Friday, December 18, 2009

The Lord of the Rings as the Greatest D&D Game EVER.

Anyone that plays Dungeons & Dragons will tell you that the game is heavily influenced by Tolkein's work. All of the races and several of the monsters came into being based on things seen in Lord of the Rings. Perhaps because of this, the storyline of the trilogy sounds like the single best D&D campaign ever written.

Think about it: The game starts with 4 people. They play for a couple of weeks, spending a night on characters meeting each other, a night in the first town to sort of learn how the world works and work on rules and everything, then somebody wants to play, a guy who's been playing D&D since his uncle taught him at the age of seven, and the DM says "Alright, but you're going to be playing the wizard. And also, this is a low-magic world so your spells kind of suck". The new guy says "Alright," and proceeds to be the most awesome person in the party. After a couple more sessions, having accomplished their first quest (making it to Rivendell,) the DM lets the Gandalf player invite a couple of his friends to join the game. Super-backstory-ranger Aragorn is the first to show up, playing an NPC that just happened to fit the story he had come up with. The DM then makes that shadowy allusion he made earlier with Gandalf's letter all the cooler by letting Aragorn be the last in a line of kings of Men. Boromir, Legolas, and Gimli play the melee tank, the archer, and the barbarian, respectively. We've all played with these guys. They enjoy one aspect of combat, and it's all they focus on. Eventually, the DM figures out what the plot hook's gonna be (by expanding that delivery quest) and the Fellowship of the Ring sets out. The DM railroads the party into Moria with a stupid-powerful NPC wizard who for some reason gets to do all the cool things Gandalf tries to do but gets denied by that balance-minded DM. A few horrible fumbles later (really Pippin? You roll a 1 on the Move Silently that decided whether we survive or not? So they wake up the Balrog and a whole ton of orcs (Legolas and Gimli say "Sweet!
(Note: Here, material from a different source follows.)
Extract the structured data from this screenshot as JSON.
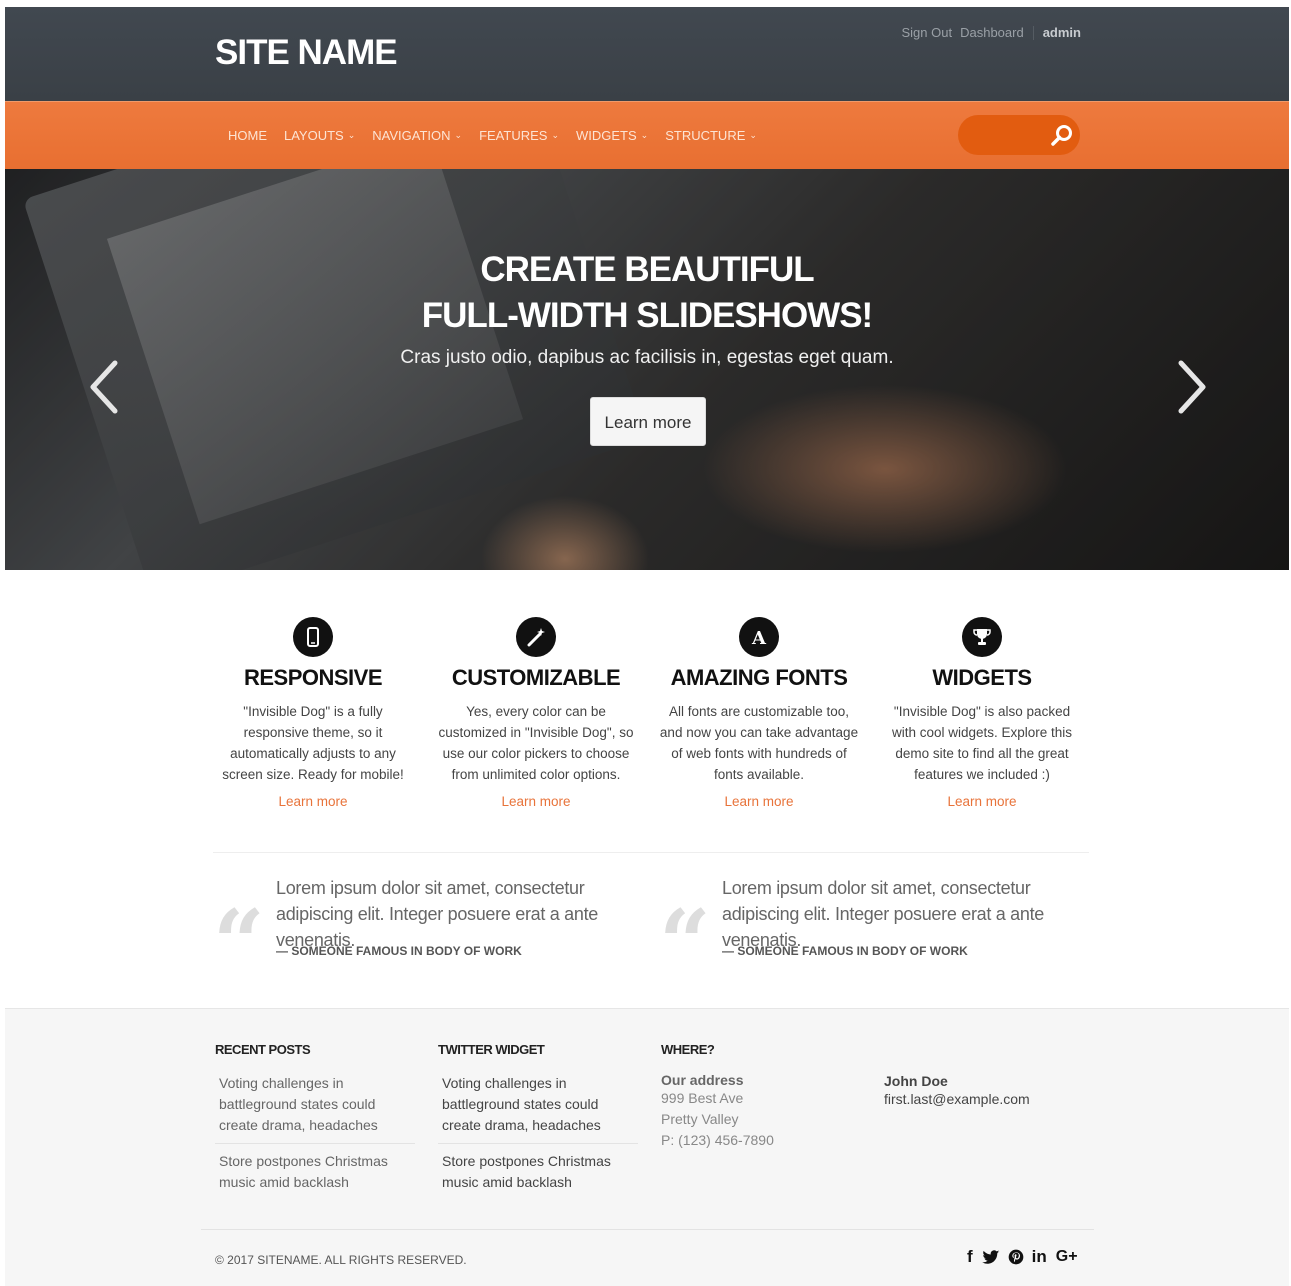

Grinding!"). The Gandalf player realizes he's the only one with a shot of thinking his way out of the situation, so he stays behind to let the others go. The DM, saddened that his nigh-deific demon is being aggro controlled, kills Gandalf with No Save. So now Aragorn is the best RPer in the group, and therefore manages to take party leader. They make it into Lothlorien so that Aragorn can use his elvish upbringing and the party can heal after the crazy battle in the mines. Frodo at this point starts getting pissed because he's not the most important character in the game any more, and Boromir is tired of always getting shown up. Boromir quits after they leave Lothlorien, and Frodo talks the DM into letting him and Sam have a side-campaign. Merry and Pippen are cool with whatever, so they agree to getting kidnapped to give Aragorn, Legolas, and Gimli a plot hook. The DM uses the Uruk-hai to kill Boromir, who happened to fall to the Bane of Isildur, and then Frodo and Sam peace out. Aragorn, Gimli, and Legolas stay for an extra 8 hours that night to get the chase scene done, then Merry and Pippen come back for the next week. Gandalf's finally over being pissed about his character dying, so he comes back with a new (better) character because the DM felt bad. Merry and Pippen's side-quest early the next week brings them into contact with a sweet NPC named Treebeard who raises an army of TREES to beat up on Saruman, and on the way bring Gandalf back into the story. Isengard gets destroyed, the main part meets back up, and they go to Rohan and take part in Helm's Deep. Then Frodo and Sam's session comes up, and they have no combat skills because they BOTH took levels in straight Rogue (Come on, neither of them learned how to actually USE the sword they carry?) Sam realizes that Frodo has become the worthless character so obsessed with one aspect of something that they're useless in all other situations and starts leveling in Fighter. Blah blah blah, stupid random encounters later, and the Guiding NPC betrays them, which goes very badly for Frodo, but since Sam's been preparing for stuff getting real, he's able to smack his way through everything the game tosses at him (his d20 must have been lucky that night). Next night with the main party, they go to Gondor to fight Sauron and help Frodo's quest (hey, it's still a valid plot hook). Stuff goes down, they have the Battle of Minas Tirith (in which every single one of them crits like nobody's business), and then they meet at the gates of Mordor. They have to wait for Frodo and Sam to finish their campaign, so they stop. Frodo almost fails one Will Save too many, but the DM's all like "Alright, let's fix this" and has Gollum bite off his finger and save the world. The next week the whole party (minus Boromir) get together for the end of the campaign. Merry, Pippen, Sam, and Frodo don't want to stop playing, so they go home to the Shire and find that it's all gone to hell. They get to show off all the character levels they gained over the past campaign, and then the story ends with Frodo and Sam going off to Valinor with Bilbo and the Elves.

Boromir is the only one who will look back and bitch about how awful this campaign was.

1 comment:

Bruce Richards said...

False. Haven't you read DM of the Rings?

Clearly the greatest DnD game of all time is the Star Wars saga.